Monday, 27 September 2010

Not just a pig farmer


I looked at them huddled by the fence in the top field. They stared back with a "you haven't the first idea what to do" look.

Which just goes to show how right sheep can be.

Last spring I foolishly mentioned to our neighbour Marcus that I thought it was about time we had a few sheep, partly for ground maintenance and also for the freezer. Fine, the best thing was to wait for autumn and pick up some of the smaller lambs not going to market.

So he turned up the other day with three fairly small (but not that small) sheep in his trailer. I climbed in and hauled them out one-by-one and. . . well, that's about it so far.

They're quite settled in the top field, spending most of their time by the fence near Alfie the boar, but I can't help feeling there's something I should be doing.

Pigs need attention, shelter, feeding and watering. Sheep need. . . well, not much it seems, so long as there's grass. Not that there's much chance of me doing anything with them. They haven't let me within ten metres of them yet.

Wednesday, 22 September 2010

Morale-booster on a rainy day


A Westray September is a moody companion. The equinox brought strong winds, first from the southwest, then from the cold north. Heavy rains have forced many of the pigs indoors. We've even had hail.

Yet there have been sunny days that have felt like small miracles as summer fades into the memory.

We've dragged ourselves out for walks on some of the island's best beaches, but only one of us has been in for a swim.

Sunday, 19 September 2010

Left a bit, down a bit

"Stand over there and let me know if I need to stop," said Bruce, clambering aboard a digger the size of a Tiger tank and firing up an engine that could be heard 150 miles away in Inverness.
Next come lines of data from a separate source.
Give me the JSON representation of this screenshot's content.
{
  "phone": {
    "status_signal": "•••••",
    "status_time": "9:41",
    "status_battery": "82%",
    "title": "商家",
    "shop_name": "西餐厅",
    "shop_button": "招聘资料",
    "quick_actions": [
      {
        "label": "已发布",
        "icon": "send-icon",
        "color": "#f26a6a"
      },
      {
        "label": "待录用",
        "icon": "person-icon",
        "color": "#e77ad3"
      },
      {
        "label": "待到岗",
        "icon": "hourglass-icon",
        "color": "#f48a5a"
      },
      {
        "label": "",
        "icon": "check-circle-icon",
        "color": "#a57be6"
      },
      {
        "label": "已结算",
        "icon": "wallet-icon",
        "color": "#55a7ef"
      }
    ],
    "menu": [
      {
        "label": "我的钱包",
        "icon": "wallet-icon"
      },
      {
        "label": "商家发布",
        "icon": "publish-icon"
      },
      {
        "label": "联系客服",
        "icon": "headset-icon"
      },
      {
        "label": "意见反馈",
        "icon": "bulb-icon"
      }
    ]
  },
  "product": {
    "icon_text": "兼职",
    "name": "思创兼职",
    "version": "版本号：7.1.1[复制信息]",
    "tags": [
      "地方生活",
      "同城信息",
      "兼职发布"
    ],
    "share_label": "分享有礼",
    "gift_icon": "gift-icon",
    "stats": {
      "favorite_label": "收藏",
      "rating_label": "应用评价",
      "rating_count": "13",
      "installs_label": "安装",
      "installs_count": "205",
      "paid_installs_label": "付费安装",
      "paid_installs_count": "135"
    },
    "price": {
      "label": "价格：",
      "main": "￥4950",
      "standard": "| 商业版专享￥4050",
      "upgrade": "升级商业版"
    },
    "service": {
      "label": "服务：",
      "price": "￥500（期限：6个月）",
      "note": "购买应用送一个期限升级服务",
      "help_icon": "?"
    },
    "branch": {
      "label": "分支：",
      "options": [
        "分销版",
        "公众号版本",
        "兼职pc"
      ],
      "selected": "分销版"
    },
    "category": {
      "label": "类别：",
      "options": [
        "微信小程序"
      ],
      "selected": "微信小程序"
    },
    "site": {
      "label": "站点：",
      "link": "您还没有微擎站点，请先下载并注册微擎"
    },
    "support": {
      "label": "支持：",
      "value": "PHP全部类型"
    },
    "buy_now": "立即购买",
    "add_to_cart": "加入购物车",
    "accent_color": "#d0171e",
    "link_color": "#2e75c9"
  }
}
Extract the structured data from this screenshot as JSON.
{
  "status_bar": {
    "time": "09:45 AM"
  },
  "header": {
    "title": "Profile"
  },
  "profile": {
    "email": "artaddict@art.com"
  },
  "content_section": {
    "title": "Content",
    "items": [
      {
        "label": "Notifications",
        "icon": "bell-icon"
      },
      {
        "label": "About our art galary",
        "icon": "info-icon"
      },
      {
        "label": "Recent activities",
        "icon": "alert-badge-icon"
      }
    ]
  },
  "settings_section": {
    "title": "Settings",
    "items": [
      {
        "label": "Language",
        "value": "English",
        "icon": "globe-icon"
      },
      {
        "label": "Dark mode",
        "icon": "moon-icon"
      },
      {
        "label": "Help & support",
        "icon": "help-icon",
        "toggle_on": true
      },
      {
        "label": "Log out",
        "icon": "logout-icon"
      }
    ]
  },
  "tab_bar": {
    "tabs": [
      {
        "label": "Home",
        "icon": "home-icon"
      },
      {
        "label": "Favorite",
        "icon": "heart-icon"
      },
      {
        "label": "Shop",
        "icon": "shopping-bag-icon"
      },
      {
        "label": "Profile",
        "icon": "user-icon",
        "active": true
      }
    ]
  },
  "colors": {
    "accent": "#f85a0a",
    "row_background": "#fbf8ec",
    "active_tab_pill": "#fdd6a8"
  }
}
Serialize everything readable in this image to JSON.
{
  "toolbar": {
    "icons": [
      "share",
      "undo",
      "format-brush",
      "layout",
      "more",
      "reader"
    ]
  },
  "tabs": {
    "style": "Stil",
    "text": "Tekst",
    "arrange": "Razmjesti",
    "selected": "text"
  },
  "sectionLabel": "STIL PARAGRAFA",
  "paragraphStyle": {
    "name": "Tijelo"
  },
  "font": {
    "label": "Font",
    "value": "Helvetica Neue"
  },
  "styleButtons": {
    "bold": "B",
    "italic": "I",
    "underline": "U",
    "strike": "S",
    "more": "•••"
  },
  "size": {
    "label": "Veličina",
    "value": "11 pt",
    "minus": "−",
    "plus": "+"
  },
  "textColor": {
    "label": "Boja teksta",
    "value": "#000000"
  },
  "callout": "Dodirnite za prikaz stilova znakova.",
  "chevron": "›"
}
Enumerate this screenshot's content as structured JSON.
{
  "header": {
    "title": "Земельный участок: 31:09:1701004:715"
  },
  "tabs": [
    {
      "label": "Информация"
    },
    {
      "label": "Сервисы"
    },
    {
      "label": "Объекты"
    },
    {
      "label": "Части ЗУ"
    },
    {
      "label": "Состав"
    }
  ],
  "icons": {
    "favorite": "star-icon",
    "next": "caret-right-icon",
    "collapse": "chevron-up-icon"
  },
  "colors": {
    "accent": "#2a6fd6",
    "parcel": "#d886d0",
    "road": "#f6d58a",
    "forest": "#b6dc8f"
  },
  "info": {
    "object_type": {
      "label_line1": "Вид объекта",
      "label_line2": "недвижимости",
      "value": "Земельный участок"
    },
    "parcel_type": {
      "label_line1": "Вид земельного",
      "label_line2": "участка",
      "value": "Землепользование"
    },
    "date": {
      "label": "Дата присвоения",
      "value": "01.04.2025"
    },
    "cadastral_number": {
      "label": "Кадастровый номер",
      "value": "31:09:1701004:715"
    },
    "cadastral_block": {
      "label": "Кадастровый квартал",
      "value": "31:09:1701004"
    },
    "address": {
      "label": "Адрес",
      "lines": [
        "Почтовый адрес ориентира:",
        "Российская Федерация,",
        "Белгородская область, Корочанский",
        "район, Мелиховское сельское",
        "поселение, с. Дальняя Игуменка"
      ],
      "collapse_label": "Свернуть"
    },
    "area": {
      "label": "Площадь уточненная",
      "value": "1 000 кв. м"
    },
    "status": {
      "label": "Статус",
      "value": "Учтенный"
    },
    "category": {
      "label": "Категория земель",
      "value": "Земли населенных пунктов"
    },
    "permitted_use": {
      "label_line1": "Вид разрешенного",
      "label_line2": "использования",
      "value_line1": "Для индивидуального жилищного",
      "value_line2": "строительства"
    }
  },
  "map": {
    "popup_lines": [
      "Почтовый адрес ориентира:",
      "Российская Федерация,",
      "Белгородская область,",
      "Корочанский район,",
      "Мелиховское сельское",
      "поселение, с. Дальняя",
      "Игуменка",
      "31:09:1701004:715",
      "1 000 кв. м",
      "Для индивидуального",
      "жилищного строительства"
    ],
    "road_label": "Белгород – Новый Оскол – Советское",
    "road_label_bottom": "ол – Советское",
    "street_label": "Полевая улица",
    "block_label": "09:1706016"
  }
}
"Whaaaoooo!!" I shouted about seven seconds later, adding some frantic, flagless semaphore just in case Bruce hadn't got the message.

Pulling over a decrepit, old lean-to at the front of our house to make way for a lovely new extension with big windows to enjoy the view over the sea to Rousay and Orkney Mainland sounded simple enough - large cracks had appeared and the thing was already edging away from the house.


We hadn't bargained for one piece of timber not being quite as rotten as it looked. It was wedged under the strip of concrete (can't remember what it's called) at the end of the kitchen roof and began levering a good part of the roof into the air.

Fearing Mrs Pig Farmer's reaction to a large hole in the kitchen and, most important, damage to the Sky dish at such an early stage in the football season, I thought it best we went for plan B. A little use of the saw and we were up and running again, the solid concrete coming down surprisingly quickly.



What I hadn't bargained for was what was left. Somehow you don't notice pink when it's on the walls of a "room" used only for bringing on veg seedlings and sorting out the recycling bags.

Even more worrying was Sal's reaction. I can't imagine how the planning department is going to react to this one.

Saturday, 4 September 2010

It's cuteness time again

The pig farmer strolled into the pigshed on Monday morning, whistling a happy tune, full of the joys of late August and so on.

Little Kim - due to farrow on Friday - was having a lie-in, the black and white cliff-face of her back to the door.

There was a little blood near her back end. "Uh-oh," thought the pig farmer, hurriedly clambering over the wall and discovering that Little Kim had been full of surprises. Twelve of them, to be exact.



They were all clean and feeding well, getting that all-important first milk. Despite this being her first litter, Little Kim had done everything by herself. Pigs never cease to impress and amaze me.

As the piglets tucked in, mum gave a little grunt and the second afterbirth slithered out (sows give birth in two batches) and I made myself feel a little less redundant by cleaning up before putting food out for Little Kim and introducing the little ones to the heat lamp and cosy, clean straw where they settled in for a snooze.

As the week's gone on, they've grown in strength and confidence and now, at five days old, they are exploring the shed and even trying out Little Kim's food.

The video is all-too short and the quality a bit ropey - what do you expect from a secondhand mobile phone? - and the sound in the background is Little Kim enjoying her breakfast. Pigs may be amazing, but they have no table manners.


video